• [EXERCISE DETAILS]
Scan the records below for the string "kind" and return every line where it appears.

• [SOURCE DATA]
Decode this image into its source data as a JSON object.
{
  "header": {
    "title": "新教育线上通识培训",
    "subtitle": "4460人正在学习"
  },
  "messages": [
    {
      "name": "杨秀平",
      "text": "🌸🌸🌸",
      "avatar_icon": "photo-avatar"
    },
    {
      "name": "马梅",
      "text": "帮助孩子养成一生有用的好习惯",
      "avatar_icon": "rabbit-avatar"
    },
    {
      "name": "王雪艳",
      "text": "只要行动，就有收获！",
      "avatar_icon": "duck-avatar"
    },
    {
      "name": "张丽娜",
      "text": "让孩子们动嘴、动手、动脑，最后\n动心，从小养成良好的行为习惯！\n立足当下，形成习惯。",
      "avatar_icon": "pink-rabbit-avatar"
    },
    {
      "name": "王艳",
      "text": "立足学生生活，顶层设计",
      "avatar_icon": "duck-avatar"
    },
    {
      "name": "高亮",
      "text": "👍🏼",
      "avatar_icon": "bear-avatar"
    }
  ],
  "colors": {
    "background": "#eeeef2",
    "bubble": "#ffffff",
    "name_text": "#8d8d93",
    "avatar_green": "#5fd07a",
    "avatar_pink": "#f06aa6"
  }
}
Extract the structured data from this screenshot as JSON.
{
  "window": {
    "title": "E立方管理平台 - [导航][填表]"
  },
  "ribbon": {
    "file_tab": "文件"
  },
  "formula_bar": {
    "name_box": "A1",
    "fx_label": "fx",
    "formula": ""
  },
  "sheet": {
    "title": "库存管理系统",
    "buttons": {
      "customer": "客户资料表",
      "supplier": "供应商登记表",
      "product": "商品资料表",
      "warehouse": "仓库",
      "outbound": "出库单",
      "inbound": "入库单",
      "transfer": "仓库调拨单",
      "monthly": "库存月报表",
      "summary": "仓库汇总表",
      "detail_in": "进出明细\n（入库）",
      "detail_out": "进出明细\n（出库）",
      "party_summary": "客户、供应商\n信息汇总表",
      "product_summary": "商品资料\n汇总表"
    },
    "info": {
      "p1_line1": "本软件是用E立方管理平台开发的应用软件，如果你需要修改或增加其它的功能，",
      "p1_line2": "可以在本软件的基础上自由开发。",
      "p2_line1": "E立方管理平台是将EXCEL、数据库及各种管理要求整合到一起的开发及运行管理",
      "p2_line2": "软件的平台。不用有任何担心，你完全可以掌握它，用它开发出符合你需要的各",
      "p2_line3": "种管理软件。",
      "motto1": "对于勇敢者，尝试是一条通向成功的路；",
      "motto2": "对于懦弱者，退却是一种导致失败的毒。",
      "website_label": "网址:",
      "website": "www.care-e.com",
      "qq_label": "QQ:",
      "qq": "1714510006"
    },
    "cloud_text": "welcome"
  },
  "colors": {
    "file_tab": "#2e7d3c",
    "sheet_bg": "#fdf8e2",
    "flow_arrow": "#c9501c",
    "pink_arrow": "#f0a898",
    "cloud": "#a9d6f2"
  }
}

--

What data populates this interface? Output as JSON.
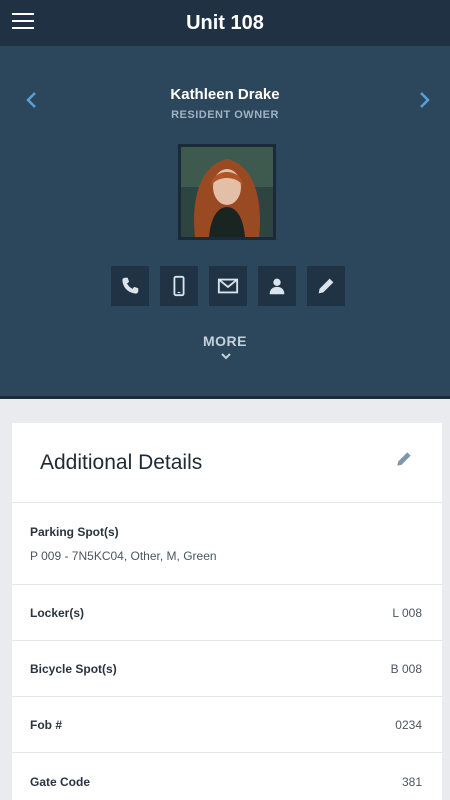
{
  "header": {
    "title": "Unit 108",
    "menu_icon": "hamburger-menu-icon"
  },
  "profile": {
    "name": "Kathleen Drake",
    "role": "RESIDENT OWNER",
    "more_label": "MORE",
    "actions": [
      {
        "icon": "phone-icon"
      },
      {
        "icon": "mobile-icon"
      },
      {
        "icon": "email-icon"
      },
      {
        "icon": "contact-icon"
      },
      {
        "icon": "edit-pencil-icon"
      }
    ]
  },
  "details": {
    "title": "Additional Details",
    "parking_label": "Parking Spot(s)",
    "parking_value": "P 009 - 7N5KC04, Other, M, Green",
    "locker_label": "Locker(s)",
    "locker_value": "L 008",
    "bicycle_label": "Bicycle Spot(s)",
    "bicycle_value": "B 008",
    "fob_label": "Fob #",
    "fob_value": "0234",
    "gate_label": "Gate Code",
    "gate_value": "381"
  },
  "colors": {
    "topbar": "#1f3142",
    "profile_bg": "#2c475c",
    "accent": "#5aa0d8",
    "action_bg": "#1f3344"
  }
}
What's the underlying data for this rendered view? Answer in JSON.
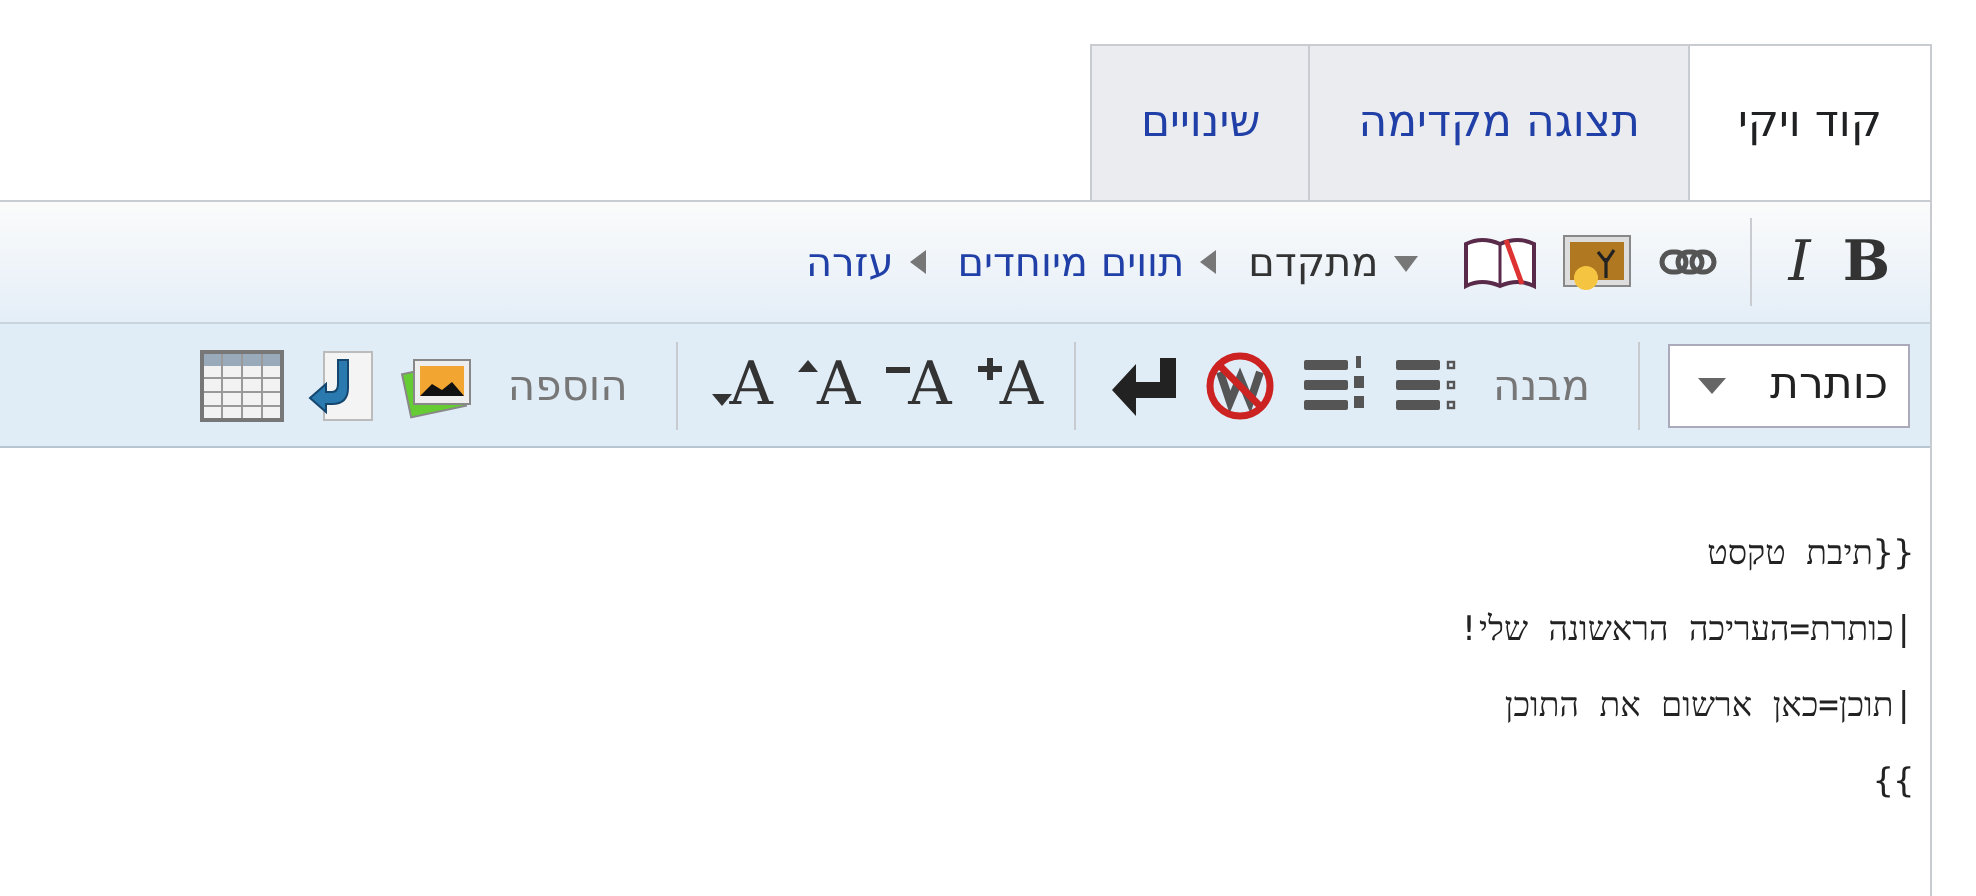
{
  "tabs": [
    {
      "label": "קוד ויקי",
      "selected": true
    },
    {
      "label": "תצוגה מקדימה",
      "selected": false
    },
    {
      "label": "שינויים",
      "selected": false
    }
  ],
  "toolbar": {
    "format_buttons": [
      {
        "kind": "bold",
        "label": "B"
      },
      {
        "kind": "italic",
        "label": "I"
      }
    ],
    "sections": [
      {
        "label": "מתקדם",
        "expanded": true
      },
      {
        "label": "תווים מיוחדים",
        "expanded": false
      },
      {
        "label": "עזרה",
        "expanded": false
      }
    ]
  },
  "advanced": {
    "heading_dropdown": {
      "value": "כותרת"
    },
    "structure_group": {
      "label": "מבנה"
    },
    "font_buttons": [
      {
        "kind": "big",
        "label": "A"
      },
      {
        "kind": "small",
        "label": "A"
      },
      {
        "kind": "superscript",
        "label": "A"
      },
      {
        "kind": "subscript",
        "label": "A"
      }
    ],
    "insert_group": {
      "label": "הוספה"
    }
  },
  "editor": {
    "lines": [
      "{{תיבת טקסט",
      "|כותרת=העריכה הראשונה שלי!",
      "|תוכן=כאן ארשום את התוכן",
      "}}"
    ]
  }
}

• [EXERCISE RESPONSE]
        "kind": "bold",
        "kind": "italic",
        "kind": "big",
        "kind": "small",
        "kind": "superscript",
        "kind": "subscript",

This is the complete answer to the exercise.